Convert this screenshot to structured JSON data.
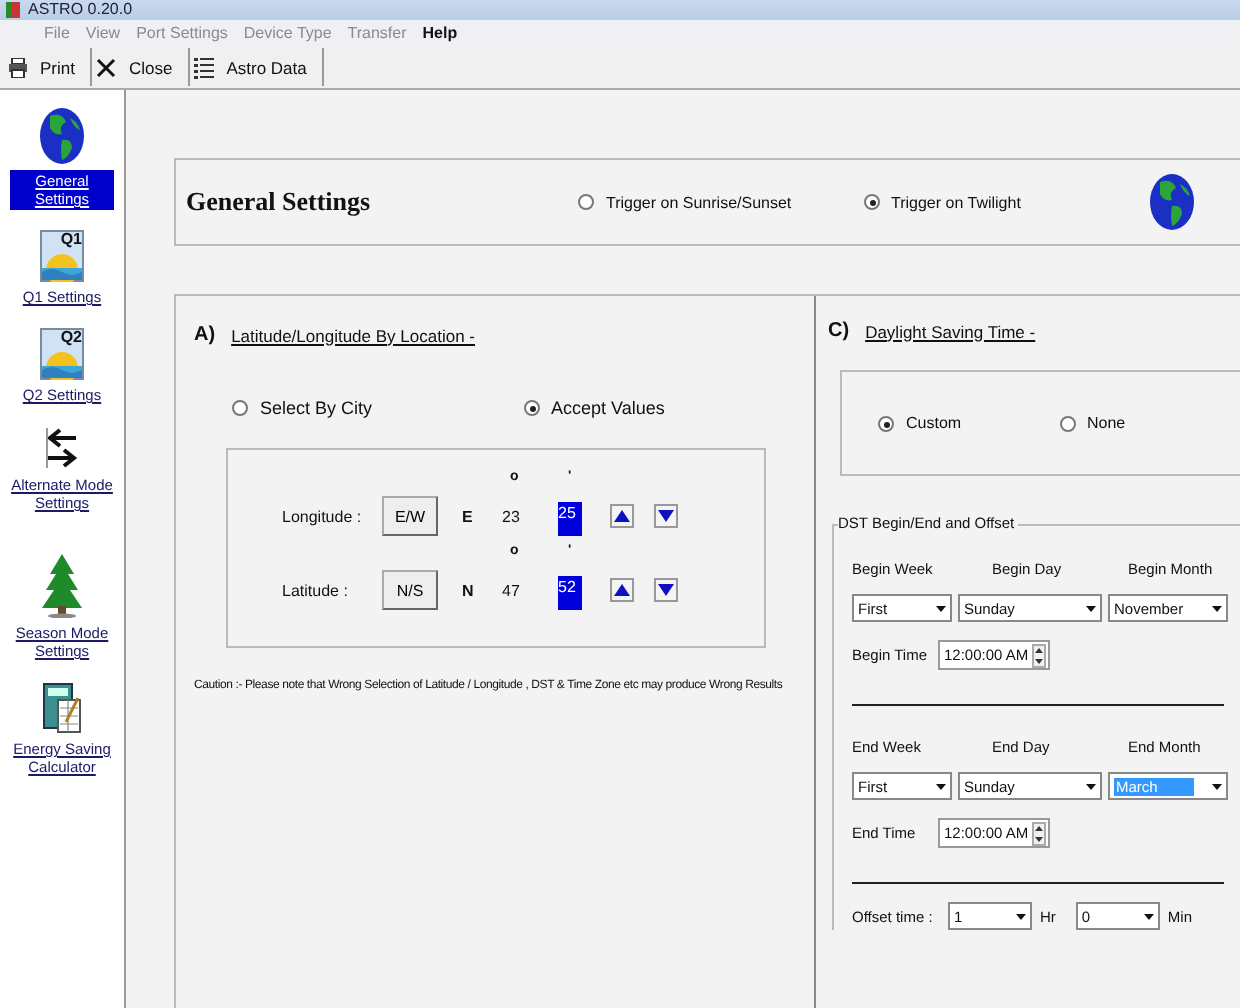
{
  "window": {
    "title": "ASTRO 0.20.0"
  },
  "menu": [
    {
      "label": "File",
      "disabled": true
    },
    {
      "label": "View",
      "disabled": true
    },
    {
      "label": "Port Settings",
      "disabled": true
    },
    {
      "label": "Device Type",
      "disabled": true
    },
    {
      "label": "Transfer",
      "disabled": true
    },
    {
      "label": "Help",
      "disabled": false
    }
  ],
  "toolbar": [
    {
      "label": "Print",
      "kind": "printer"
    },
    {
      "label": "Close",
      "kind": "cross"
    },
    {
      "label": "Astro Data",
      "kind": "list"
    }
  ],
  "sidebar": {
    "items": [
      {
        "label": "General Settings",
        "kind": "globe",
        "selected": true
      },
      {
        "label": "Q1 Settings",
        "kind": "sunrise",
        "icon_text": "Q1",
        "selected": false
      },
      {
        "label": "Q2 Settings",
        "kind": "sunrise",
        "icon_text": "Q2",
        "selected": false
      },
      {
        "label": "Alternate Mode Settings",
        "kind": "arrows",
        "selected": false
      },
      {
        "label": "Season Mode Settings",
        "kind": "tree",
        "selected": false
      },
      {
        "label": "Energy Saving Calculator",
        "kind": "calculator",
        "selected": false
      }
    ]
  },
  "header": {
    "title": "General Settings",
    "options": [
      {
        "label": "Trigger on Sunrise/Sunset",
        "selected": false
      },
      {
        "label": "Trigger on Twilight",
        "selected": true
      }
    ]
  },
  "location": {
    "marker": "A)",
    "title": "Latitude/Longitude By Location -",
    "modes": [
      {
        "label": "Select By City",
        "selected": false
      },
      {
        "label": "Accept Values",
        "selected": true
      }
    ],
    "coordinates": [
      {
        "label": "Longitude :",
        "button": "E/W",
        "hemisphere": "E",
        "degree_mark": "o",
        "minute_mark": "'",
        "degrees": "23",
        "minutes": "25",
        "minutes_selected": true
      },
      {
        "label": "Latitude :",
        "button": "N/S",
        "hemisphere": "N",
        "degree_mark": "o",
        "minute_mark": "'",
        "degrees": "47",
        "minutes": "52",
        "minutes_selected": true
      }
    ],
    "caution": "Caution :- Please note that Wrong Selection of Latitude / Longitude , DST & Time Zone etc may produce Wrong Results"
  },
  "dst": {
    "marker": "C)",
    "title": "Daylight Saving Time -",
    "modes": [
      {
        "label": "Custom",
        "selected": true
      },
      {
        "label": "None",
        "selected": false
      }
    ],
    "group_title": "DST Begin/End and Offset",
    "periods": [
      {
        "fields": [
          {
            "label": "Begin Week",
            "value": "First",
            "focused": false
          },
          {
            "label": "Begin Day",
            "value": "Sunday",
            "focused": false
          },
          {
            "label": "Begin Month",
            "value": "November",
            "focused": false
          }
        ],
        "time_label": "Begin Time",
        "time": "12:00:00 AM"
      },
      {
        "fields": [
          {
            "label": "End Week",
            "value": "First",
            "focused": false
          },
          {
            "label": "End Day",
            "value": "Sunday",
            "focused": false
          },
          {
            "label": "End Month",
            "value": "March",
            "focused": true
          }
        ],
        "time_label": "End Time",
        "time": "12:00:00 AM"
      }
    ],
    "offset": {
      "label": "Offset time :",
      "hours": "1",
      "hours_unit": "Hr",
      "minutes": "0",
      "minutes_unit": "Min"
    }
  }
}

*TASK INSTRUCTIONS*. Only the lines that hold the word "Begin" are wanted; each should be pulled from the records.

*TASK ANSWER*.
    "group_title": "DST Begin/End and Offset",
            "label": "Begin Week",
            "label": "Begin Day",
            "label": "Begin Month",
        "time_label": "Begin Time",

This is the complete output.